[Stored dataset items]
'''

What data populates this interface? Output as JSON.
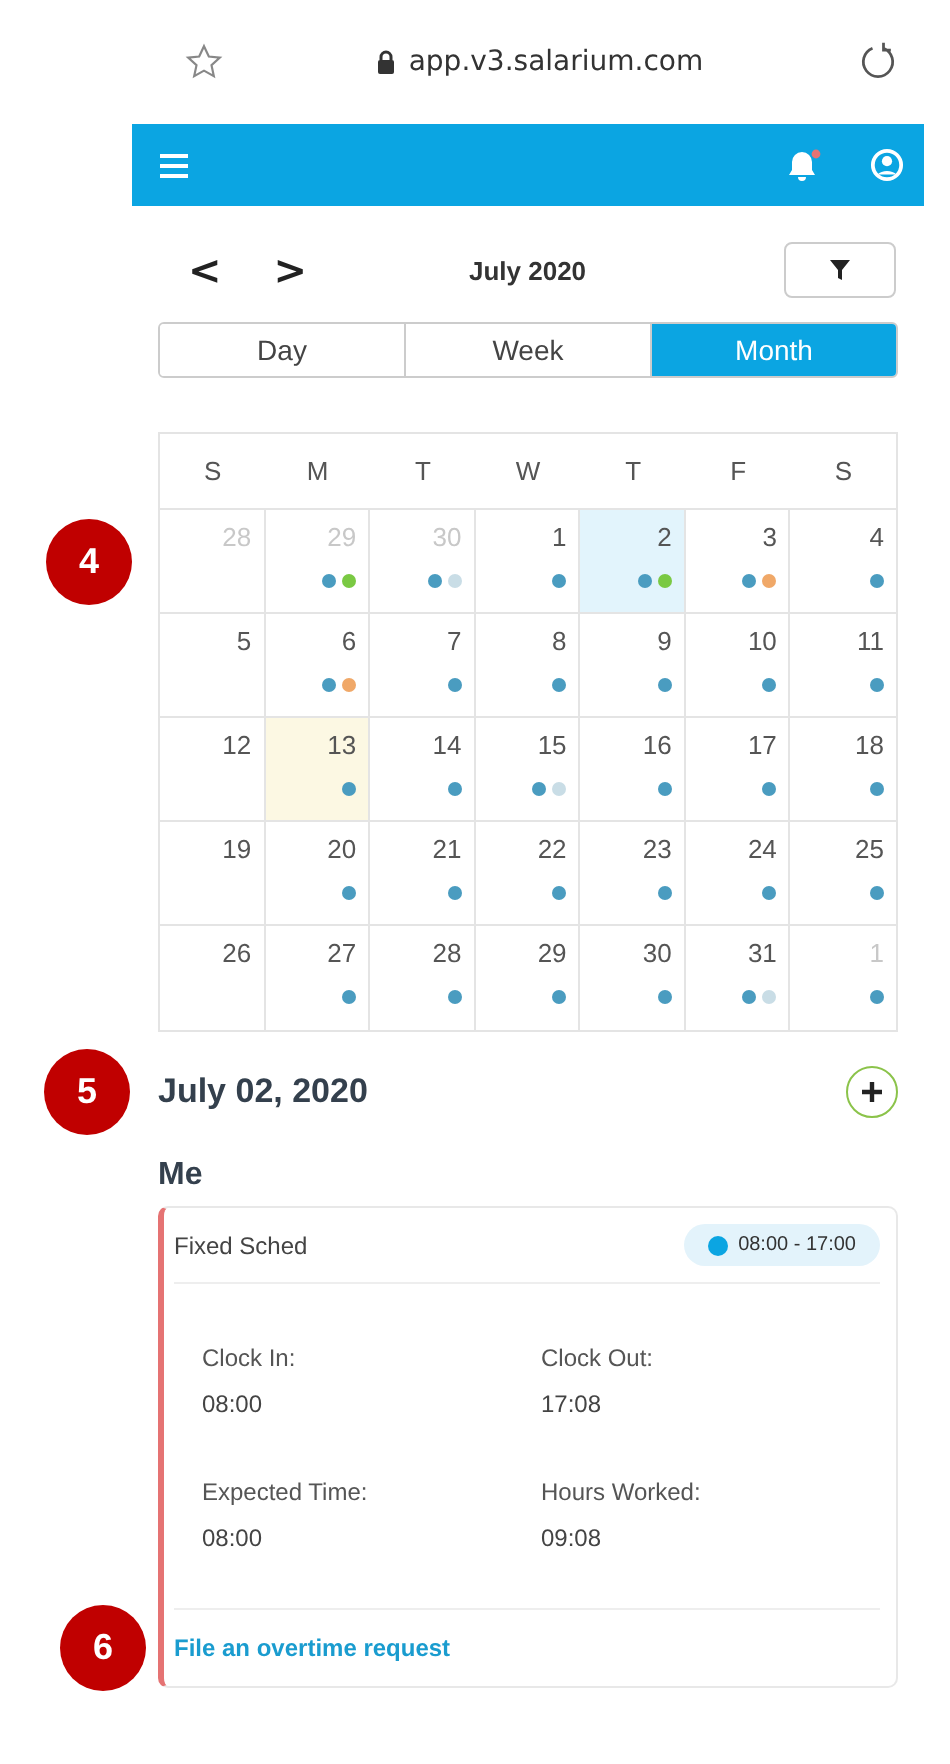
{
  "browser": {
    "url": "app.v3.salarium.com"
  },
  "nav": {
    "prev": "<",
    "next": ">",
    "title": "July 2020"
  },
  "view_tabs": [
    {
      "label": "Day",
      "selected": false
    },
    {
      "label": "Week",
      "selected": false
    },
    {
      "label": "Month",
      "selected": true
    }
  ],
  "calendar": {
    "weekdays": [
      "S",
      "M",
      "T",
      "W",
      "T",
      "F",
      "S"
    ],
    "days": [
      {
        "day": "28",
        "outside": true,
        "selected": false,
        "today": false
      },
      {
        "day": "29",
        "outside": true,
        "selected": false,
        "today": false,
        "dots": [
          {
            "color": "#4a9cc0"
          },
          {
            "color": "#7ac943"
          }
        ]
      },
      {
        "day": "30",
        "outside": true,
        "selected": false,
        "today": false,
        "dots": [
          {
            "color": "#4a9cc0"
          },
          {
            "color": "#c9dde6"
          }
        ]
      },
      {
        "day": "1",
        "outside": false,
        "selected": false,
        "today": false,
        "dots": [
          {
            "color": "#4a9cc0"
          }
        ]
      },
      {
        "day": "2",
        "outside": false,
        "selected": true,
        "today": false,
        "dots": [
          {
            "color": "#4a9cc0"
          },
          {
            "color": "#7ac943"
          }
        ]
      },
      {
        "day": "3",
        "outside": false,
        "selected": false,
        "today": false,
        "dots": [
          {
            "color": "#4a9cc0"
          },
          {
            "color": "#f0a868"
          }
        ]
      },
      {
        "day": "4",
        "outside": false,
        "selected": false,
        "today": false,
        "dots": [
          {
            "color": "#4a9cc0"
          }
        ]
      },
      {
        "day": "5",
        "outside": false,
        "selected": false,
        "today": false
      },
      {
        "day": "6",
        "outside": false,
        "selected": false,
        "today": false,
        "dots": [
          {
            "color": "#4a9cc0"
          },
          {
            "color": "#f0a868"
          }
        ]
      },
      {
        "day": "7",
        "outside": false,
        "selected": false,
        "today": false,
        "dots": [
          {
            "color": "#4a9cc0"
          }
        ]
      },
      {
        "day": "8",
        "outside": false,
        "selected": false,
        "today": false,
        "dots": [
          {
            "color": "#4a9cc0"
          }
        ]
      },
      {
        "day": "9",
        "outside": false,
        "selected": false,
        "today": false,
        "dots": [
          {
            "color": "#4a9cc0"
          }
        ]
      },
      {
        "day": "10",
        "outside": false,
        "selected": false,
        "today": false,
        "dots": [
          {
            "color": "#4a9cc0"
          }
        ]
      },
      {
        "day": "11",
        "outside": false,
        "selected": false,
        "today": false,
        "dots": [
          {
            "color": "#4a9cc0"
          }
        ]
      },
      {
        "day": "12",
        "outside": false,
        "selected": false,
        "today": false
      },
      {
        "day": "13",
        "outside": false,
        "selected": false,
        "today": true,
        "dots": [
          {
            "color": "#4a9cc0"
          }
        ]
      },
      {
        "day": "14",
        "outside": false,
        "selected": false,
        "today": false,
        "dots": [
          {
            "color": "#4a9cc0"
          }
        ]
      },
      {
        "day": "15",
        "outside": false,
        "selected": false,
        "today": false,
        "dots": [
          {
            "color": "#4a9cc0"
          },
          {
            "color": "#c9dde6"
          }
        ]
      },
      {
        "day": "16",
        "outside": false,
        "selected": false,
        "today": false,
        "dots": [
          {
            "color": "#4a9cc0"
          }
        ]
      },
      {
        "day": "17",
        "outside": false,
        "selected": false,
        "today": false,
        "dots": [
          {
            "color": "#4a9cc0"
          }
        ]
      },
      {
        "day": "18",
        "outside": false,
        "selected": false,
        "today": false,
        "dots": [
          {
            "color": "#4a9cc0"
          }
        ]
      },
      {
        "day": "19",
        "outside": false,
        "selected": false,
        "today": false
      },
      {
        "day": "20",
        "outside": false,
        "selected": false,
        "today": false,
        "dots": [
          {
            "color": "#4a9cc0"
          }
        ]
      },
      {
        "day": "21",
        "outside": false,
        "selected": false,
        "today": false,
        "dots": [
          {
            "color": "#4a9cc0"
          }
        ]
      },
      {
        "day": "22",
        "outside": false,
        "selected": false,
        "today": false,
        "dots": [
          {
            "color": "#4a9cc0"
          }
        ]
      },
      {
        "day": "23",
        "outside": false,
        "selected": false,
        "today": false,
        "dots": [
          {
            "color": "#4a9cc0"
          }
        ]
      },
      {
        "day": "24",
        "outside": false,
        "selected": false,
        "today": false,
        "dots": [
          {
            "color": "#4a9cc0"
          }
        ]
      },
      {
        "day": "25",
        "outside": false,
        "selected": false,
        "today": false,
        "dots": [
          {
            "color": "#4a9cc0"
          }
        ]
      },
      {
        "day": "26",
        "outside": false,
        "selected": false,
        "today": false
      },
      {
        "day": "27",
        "outside": false,
        "selected": false,
        "today": false,
        "dots": [
          {
            "color": "#4a9cc0"
          }
        ]
      },
      {
        "day": "28",
        "outside": false,
        "selected": false,
        "today": false,
        "dots": [
          {
            "color": "#4a9cc0"
          }
        ]
      },
      {
        "day": "29",
        "outside": false,
        "selected": false,
        "today": false,
        "dots": [
          {
            "color": "#4a9cc0"
          }
        ]
      },
      {
        "day": "30",
        "outside": false,
        "selected": false,
        "today": false,
        "dots": [
          {
            "color": "#4a9cc0"
          }
        ]
      },
      {
        "day": "31",
        "outside": false,
        "selected": false,
        "today": false,
        "dots": [
          {
            "color": "#4a9cc0"
          },
          {
            "color": "#c9dde6"
          }
        ]
      },
      {
        "day": "1",
        "outside": true,
        "selected": false,
        "today": false,
        "dots": [
          {
            "color": "#4a9cc0"
          }
        ]
      }
    ]
  },
  "selected_date": "July 02, 2020",
  "group": "Me",
  "card": {
    "title": "Fixed Sched",
    "time": "08:00 - 17:00",
    "fields": [
      {
        "label": "Clock In:",
        "value": "08:00"
      },
      {
        "label": "Clock Out:",
        "value": "17:08"
      },
      {
        "label": "Expected Time:",
        "value": "08:00"
      },
      {
        "label": "Hours Worked:",
        "value": "09:08"
      }
    ],
    "link": "File an overtime request"
  },
  "callouts": [
    "4",
    "5",
    "6"
  ]
}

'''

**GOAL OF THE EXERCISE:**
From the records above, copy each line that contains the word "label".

**REPLY:**
      "label": "Day",
      "label": "Week",
      "label": "Month",
        "label": "Clock In:",
        "label": "Clock Out:",
        "label": "Expected Time:",
        "label": "Hours Worked:",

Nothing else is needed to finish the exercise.